- _Your instructions_: Among the records below, find each line that includes the string "circle" and copy it.

- _Dataset extract_:
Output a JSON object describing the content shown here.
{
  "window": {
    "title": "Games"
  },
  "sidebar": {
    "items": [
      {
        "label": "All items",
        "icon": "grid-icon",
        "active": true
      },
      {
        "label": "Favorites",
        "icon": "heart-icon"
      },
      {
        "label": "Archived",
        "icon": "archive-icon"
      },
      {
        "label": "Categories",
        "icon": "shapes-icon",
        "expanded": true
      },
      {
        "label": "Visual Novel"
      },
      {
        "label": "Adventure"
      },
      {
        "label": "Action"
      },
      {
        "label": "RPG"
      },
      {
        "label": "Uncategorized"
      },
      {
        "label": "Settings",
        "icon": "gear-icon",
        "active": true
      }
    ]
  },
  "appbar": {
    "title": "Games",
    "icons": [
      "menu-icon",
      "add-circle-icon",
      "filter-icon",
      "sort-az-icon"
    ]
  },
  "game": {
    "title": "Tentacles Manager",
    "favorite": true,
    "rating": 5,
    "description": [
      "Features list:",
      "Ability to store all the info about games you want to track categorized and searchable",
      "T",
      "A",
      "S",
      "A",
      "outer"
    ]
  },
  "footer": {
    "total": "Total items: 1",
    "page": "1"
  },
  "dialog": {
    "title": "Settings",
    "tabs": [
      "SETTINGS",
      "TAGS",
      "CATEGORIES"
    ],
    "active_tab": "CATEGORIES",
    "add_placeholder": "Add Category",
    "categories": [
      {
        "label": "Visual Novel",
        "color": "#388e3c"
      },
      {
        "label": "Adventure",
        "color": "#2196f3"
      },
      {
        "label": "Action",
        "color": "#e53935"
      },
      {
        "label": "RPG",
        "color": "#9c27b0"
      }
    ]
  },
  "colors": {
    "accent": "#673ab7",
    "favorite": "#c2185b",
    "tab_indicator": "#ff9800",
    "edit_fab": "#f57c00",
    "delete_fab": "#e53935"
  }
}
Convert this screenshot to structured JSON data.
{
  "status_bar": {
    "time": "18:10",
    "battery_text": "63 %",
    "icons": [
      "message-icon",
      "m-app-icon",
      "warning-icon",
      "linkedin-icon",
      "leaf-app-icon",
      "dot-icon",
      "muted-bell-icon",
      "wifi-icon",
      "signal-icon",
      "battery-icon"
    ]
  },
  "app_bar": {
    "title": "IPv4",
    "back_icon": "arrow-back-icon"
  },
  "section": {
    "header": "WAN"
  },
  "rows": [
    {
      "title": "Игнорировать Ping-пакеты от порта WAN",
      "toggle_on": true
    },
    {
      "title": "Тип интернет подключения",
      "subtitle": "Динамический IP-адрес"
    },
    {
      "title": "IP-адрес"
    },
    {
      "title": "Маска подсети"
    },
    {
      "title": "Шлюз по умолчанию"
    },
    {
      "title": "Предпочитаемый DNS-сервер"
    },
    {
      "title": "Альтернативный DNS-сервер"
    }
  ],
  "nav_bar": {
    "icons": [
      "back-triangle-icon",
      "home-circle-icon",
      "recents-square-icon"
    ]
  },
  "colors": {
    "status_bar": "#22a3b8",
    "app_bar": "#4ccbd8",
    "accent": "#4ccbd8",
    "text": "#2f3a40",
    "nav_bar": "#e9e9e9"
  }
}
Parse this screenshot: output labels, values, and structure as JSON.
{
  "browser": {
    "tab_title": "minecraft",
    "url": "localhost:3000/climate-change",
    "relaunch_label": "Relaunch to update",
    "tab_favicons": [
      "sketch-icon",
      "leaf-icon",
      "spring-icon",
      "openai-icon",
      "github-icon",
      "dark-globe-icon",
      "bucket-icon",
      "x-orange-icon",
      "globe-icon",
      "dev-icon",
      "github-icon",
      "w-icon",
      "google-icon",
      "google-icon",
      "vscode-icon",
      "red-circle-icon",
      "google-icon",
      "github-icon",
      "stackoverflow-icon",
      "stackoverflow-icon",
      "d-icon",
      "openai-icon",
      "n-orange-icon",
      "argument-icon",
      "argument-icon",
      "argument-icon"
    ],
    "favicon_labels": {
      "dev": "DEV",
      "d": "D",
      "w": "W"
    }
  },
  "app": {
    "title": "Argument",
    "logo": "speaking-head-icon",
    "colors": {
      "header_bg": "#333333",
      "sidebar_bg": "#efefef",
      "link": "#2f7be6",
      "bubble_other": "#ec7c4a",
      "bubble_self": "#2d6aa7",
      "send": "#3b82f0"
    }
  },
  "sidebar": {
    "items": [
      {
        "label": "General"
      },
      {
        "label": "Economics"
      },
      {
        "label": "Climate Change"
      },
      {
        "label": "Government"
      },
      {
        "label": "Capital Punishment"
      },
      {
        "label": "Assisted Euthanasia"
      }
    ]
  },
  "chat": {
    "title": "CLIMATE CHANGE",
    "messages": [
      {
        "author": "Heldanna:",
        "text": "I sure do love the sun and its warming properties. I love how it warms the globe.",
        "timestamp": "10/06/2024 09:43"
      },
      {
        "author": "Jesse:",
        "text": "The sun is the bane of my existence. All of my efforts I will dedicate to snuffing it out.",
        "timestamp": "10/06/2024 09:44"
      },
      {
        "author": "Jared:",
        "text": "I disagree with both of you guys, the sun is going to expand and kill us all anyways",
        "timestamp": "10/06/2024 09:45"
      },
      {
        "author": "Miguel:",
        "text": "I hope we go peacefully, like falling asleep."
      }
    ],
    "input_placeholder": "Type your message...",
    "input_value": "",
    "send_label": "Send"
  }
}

- _Solution_:
      "add-circle-icon",
      "home-circle-icon",
      "red-circle-icon",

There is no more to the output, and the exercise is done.